** EXTRACTED RECORDS follows **
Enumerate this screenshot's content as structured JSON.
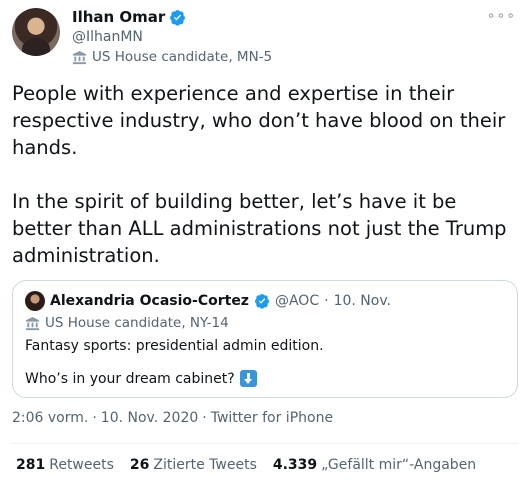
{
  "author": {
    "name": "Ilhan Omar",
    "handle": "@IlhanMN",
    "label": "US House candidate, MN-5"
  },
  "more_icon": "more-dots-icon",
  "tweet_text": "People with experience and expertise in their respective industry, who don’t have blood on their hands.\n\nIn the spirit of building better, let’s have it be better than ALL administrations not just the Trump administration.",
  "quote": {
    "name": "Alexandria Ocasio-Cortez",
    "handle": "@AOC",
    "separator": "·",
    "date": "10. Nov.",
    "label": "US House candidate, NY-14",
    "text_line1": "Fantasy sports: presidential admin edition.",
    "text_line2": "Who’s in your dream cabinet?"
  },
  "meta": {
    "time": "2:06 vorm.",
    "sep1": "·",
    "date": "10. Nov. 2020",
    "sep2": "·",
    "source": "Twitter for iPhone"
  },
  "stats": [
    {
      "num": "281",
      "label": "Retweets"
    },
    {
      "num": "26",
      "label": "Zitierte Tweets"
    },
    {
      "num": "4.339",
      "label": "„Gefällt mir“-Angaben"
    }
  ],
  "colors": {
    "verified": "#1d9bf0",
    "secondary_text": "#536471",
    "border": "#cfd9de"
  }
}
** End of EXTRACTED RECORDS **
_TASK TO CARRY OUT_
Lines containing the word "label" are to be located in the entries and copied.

_EXERCISE OUTPUT_
    "label": "US House candidate, MN-5"
    "label": "US House candidate, NY-14",
      "label": "Retweets"
      "label": "Zitierte Tweets"
      "label": "„Gefällt mir“-Angaben"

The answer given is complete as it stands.